## Work task:
Pick out all lines with the word "pages" from the records that follow.

Collection entries
Segment Open

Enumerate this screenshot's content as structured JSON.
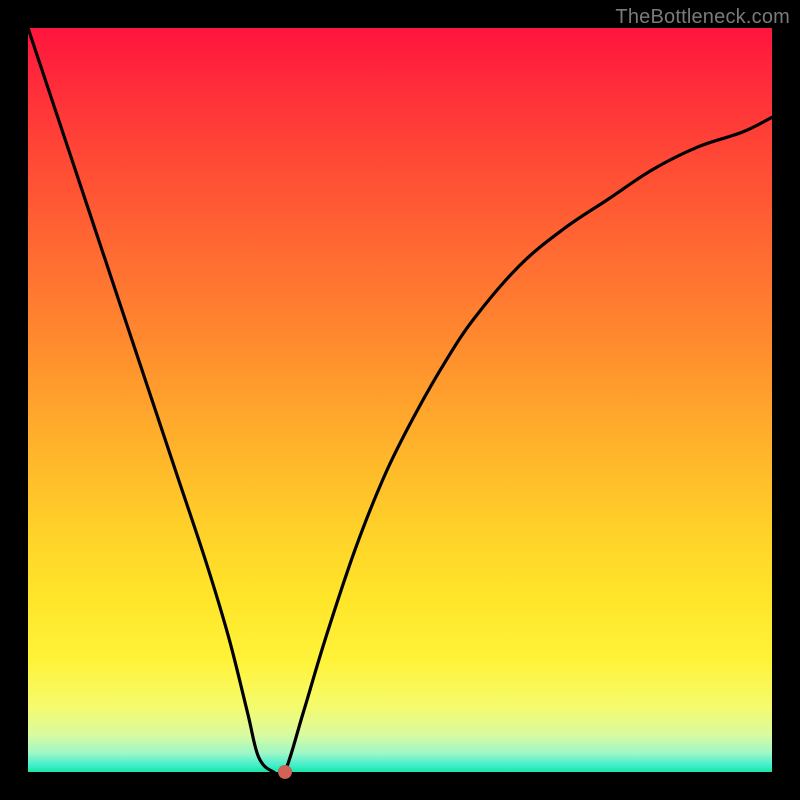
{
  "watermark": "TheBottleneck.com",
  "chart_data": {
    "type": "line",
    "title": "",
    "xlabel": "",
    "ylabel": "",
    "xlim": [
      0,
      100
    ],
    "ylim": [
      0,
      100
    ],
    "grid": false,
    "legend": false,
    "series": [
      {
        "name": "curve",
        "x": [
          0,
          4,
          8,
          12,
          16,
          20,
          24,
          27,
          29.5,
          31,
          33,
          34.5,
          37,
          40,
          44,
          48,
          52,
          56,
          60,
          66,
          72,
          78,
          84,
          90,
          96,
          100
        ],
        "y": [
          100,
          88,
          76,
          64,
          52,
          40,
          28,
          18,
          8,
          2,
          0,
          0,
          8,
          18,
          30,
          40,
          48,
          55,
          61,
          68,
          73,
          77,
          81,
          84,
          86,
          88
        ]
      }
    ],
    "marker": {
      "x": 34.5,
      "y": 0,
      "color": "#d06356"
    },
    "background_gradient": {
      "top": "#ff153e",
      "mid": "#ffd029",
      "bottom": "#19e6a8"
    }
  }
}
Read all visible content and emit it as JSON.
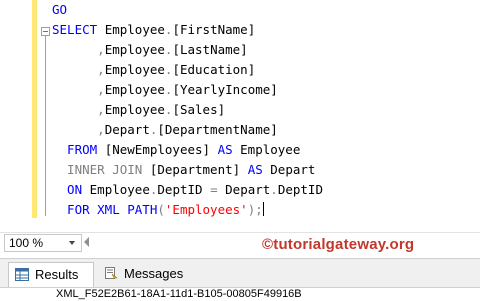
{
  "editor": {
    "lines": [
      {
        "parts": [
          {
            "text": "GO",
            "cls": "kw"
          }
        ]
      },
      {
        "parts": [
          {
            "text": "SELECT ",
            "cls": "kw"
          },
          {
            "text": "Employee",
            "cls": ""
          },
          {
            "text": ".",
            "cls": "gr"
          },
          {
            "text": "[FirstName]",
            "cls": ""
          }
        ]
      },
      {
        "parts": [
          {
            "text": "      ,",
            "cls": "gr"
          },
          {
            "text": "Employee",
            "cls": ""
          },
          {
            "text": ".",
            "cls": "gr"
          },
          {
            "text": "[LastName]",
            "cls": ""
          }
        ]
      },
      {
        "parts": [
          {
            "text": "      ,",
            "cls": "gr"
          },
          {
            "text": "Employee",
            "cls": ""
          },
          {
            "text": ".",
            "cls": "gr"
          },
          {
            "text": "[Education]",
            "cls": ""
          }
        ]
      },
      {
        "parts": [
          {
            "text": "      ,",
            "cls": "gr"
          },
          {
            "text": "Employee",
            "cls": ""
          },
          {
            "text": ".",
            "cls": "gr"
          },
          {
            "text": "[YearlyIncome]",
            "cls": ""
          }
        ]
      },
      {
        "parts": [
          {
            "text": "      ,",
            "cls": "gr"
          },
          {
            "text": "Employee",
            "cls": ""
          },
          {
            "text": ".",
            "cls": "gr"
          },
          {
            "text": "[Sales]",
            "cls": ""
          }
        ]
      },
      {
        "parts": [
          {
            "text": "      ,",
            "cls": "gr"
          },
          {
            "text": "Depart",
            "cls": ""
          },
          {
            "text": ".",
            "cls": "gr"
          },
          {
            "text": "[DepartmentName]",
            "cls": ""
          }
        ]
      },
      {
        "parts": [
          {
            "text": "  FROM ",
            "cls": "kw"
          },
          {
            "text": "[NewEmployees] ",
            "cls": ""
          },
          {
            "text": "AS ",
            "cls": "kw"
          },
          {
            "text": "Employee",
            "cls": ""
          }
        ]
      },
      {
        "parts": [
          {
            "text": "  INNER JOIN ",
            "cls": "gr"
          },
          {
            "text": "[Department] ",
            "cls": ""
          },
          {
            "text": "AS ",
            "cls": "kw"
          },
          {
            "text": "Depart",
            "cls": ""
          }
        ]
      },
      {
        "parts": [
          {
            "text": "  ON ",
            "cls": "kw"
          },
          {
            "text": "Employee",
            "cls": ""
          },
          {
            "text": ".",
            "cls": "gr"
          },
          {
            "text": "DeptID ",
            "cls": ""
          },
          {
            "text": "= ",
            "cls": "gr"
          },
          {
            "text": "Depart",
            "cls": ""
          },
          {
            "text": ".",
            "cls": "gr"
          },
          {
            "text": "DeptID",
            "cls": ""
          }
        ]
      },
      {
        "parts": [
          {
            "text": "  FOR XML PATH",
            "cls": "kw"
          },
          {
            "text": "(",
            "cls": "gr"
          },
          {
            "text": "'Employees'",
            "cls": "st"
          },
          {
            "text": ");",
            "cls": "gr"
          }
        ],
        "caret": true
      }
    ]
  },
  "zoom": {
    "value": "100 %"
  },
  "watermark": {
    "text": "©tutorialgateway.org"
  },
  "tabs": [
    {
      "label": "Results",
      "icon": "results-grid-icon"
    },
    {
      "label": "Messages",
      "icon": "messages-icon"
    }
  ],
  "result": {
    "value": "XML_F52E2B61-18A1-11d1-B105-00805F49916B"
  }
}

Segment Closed
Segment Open

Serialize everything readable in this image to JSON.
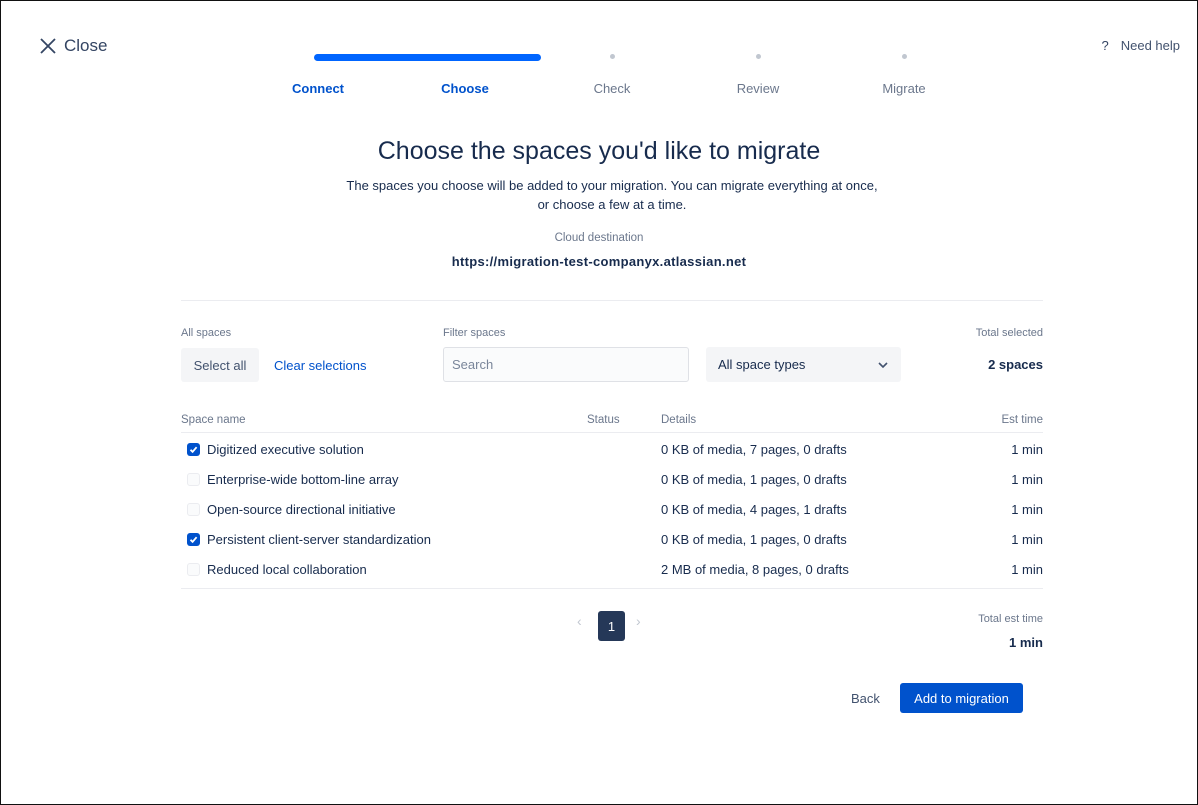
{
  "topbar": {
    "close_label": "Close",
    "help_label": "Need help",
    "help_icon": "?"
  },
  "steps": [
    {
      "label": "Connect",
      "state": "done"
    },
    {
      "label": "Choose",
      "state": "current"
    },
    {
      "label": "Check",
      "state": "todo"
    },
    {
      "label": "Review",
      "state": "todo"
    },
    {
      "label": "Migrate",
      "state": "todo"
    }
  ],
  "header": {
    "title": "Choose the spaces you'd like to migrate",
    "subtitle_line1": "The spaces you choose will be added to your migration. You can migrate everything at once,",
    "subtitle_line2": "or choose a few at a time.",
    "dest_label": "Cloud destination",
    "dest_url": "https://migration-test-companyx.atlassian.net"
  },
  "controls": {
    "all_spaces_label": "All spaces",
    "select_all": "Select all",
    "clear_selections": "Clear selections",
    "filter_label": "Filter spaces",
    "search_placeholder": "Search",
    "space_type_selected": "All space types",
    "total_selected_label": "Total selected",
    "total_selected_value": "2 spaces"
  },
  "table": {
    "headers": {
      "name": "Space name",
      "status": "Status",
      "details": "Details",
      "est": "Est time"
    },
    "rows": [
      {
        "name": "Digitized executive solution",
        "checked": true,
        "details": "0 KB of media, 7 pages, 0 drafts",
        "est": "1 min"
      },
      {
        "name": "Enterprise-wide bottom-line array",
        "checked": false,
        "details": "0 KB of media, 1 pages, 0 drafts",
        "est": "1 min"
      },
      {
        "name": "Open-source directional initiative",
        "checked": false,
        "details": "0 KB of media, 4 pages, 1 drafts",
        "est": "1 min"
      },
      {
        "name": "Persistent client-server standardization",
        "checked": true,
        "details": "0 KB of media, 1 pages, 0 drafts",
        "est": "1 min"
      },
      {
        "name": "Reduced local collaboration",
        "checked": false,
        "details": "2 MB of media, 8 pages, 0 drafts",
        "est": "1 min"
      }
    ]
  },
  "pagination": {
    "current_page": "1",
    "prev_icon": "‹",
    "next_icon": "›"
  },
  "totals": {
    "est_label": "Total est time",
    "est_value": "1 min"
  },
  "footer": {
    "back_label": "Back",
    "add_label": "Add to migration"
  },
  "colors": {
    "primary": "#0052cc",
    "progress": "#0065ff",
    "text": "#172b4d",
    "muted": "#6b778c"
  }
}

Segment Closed

## Task output:
        "details": "0 KB of media, 7 pages, 0 drafts",
        "details": "0 KB of media, 1 pages, 0 drafts",
        "details": "0 KB of media, 4 pages, 1 drafts",
        "details": "0 KB of media, 1 pages, 0 drafts",
        "details": "2 MB of media, 8 pages, 0 drafts",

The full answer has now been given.